Olympus has discussed, analyzed and concluded, as expected, in a press statement. In principle, it is about confirmations of the statements in April. The company has lost $1.7 billion in accounting frauds.
Staff will be reduced with 2,700 (about 7%) of the over 34,000 employees by March 2014 and business strategy will include signing capital alliances, also being taken into account the sale of shares, as President Hiroyuki Sasa said, reports Bloomberg.
Alliance offers came from several large Japanese companies, like Sony, Fuji and Terumo, which are operating in the field of medical products. Also, it would not be excluded an injection of capital from Sony or Panasonic.
Business direction will focus more on the imaging, medicine and research divisions. By March 2017, the company aims to increase capital by 30%. Olympus is the largest manufacturer of endoscopes in the world, controlling 75% of this market. In fact, this was the most profitable segment of the company, covering the losses in the imaging business.
Imaging division will focus on mirrorless cameras and high-end compacts. In the medical field, it aims to develop for emerging markets, including China and India.
“We will withdraw from the businesses we consider insufficiently profitable and with low potential,” Olympus officials said. “We will not make new investments in other areas than those covering key points of the business.
The company will likely announce a net income of 7 billion yen ($ 88 million) this year, which is well below the 25 billion yen estimated by analysts.
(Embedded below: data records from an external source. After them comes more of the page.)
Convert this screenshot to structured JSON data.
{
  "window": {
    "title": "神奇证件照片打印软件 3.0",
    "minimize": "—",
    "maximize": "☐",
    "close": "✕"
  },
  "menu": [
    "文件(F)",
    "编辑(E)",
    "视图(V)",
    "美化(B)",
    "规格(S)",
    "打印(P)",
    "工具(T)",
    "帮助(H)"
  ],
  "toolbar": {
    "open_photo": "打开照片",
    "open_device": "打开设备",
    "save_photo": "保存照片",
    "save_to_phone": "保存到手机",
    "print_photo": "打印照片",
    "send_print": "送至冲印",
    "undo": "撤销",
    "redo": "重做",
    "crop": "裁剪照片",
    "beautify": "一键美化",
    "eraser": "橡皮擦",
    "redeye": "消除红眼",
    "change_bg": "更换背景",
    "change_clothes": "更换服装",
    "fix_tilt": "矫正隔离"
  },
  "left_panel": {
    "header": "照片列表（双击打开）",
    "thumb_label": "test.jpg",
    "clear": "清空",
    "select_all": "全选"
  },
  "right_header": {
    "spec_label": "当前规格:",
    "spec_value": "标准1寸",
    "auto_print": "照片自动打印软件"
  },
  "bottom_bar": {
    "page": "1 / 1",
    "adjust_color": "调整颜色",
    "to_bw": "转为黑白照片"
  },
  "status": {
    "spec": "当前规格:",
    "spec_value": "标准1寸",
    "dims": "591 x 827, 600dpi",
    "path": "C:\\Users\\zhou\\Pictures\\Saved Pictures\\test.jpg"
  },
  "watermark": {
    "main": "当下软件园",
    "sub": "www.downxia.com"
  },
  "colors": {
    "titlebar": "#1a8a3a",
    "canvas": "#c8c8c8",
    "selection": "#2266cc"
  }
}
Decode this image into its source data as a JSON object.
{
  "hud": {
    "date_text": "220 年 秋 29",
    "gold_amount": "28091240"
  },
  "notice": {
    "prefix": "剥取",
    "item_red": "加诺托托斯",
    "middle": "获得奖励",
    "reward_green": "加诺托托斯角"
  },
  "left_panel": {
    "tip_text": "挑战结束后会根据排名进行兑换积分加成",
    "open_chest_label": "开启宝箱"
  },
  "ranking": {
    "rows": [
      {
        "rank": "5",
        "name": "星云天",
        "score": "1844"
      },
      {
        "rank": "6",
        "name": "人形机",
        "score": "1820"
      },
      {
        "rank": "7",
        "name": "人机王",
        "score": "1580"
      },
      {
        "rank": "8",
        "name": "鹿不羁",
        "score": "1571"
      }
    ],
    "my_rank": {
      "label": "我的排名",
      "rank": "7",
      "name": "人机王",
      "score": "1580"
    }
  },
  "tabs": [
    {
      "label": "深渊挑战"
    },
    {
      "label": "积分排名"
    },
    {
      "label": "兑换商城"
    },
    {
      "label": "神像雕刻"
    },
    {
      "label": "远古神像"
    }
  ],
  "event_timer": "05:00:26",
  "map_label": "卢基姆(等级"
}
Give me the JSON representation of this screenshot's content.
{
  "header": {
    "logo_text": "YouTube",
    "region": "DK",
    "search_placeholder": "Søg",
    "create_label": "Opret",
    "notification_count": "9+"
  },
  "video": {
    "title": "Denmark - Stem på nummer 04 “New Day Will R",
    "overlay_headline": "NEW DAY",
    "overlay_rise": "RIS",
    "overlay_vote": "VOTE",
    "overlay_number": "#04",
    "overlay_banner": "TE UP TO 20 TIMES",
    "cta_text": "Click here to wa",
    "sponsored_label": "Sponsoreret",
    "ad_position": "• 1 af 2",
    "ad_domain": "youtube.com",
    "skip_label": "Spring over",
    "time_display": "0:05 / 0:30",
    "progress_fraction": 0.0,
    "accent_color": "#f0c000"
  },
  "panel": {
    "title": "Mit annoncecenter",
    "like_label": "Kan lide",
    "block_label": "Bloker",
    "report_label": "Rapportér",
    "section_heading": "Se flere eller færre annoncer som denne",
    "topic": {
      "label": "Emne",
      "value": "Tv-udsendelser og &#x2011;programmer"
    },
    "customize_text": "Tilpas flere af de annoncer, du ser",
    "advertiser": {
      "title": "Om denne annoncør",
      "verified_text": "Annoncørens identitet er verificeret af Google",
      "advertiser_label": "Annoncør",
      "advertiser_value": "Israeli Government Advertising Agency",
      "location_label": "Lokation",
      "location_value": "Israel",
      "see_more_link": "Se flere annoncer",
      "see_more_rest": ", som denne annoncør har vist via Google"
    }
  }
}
The operating profit could be around 50 billion yen, compared to the 63.4 billion yen estimated by analysts.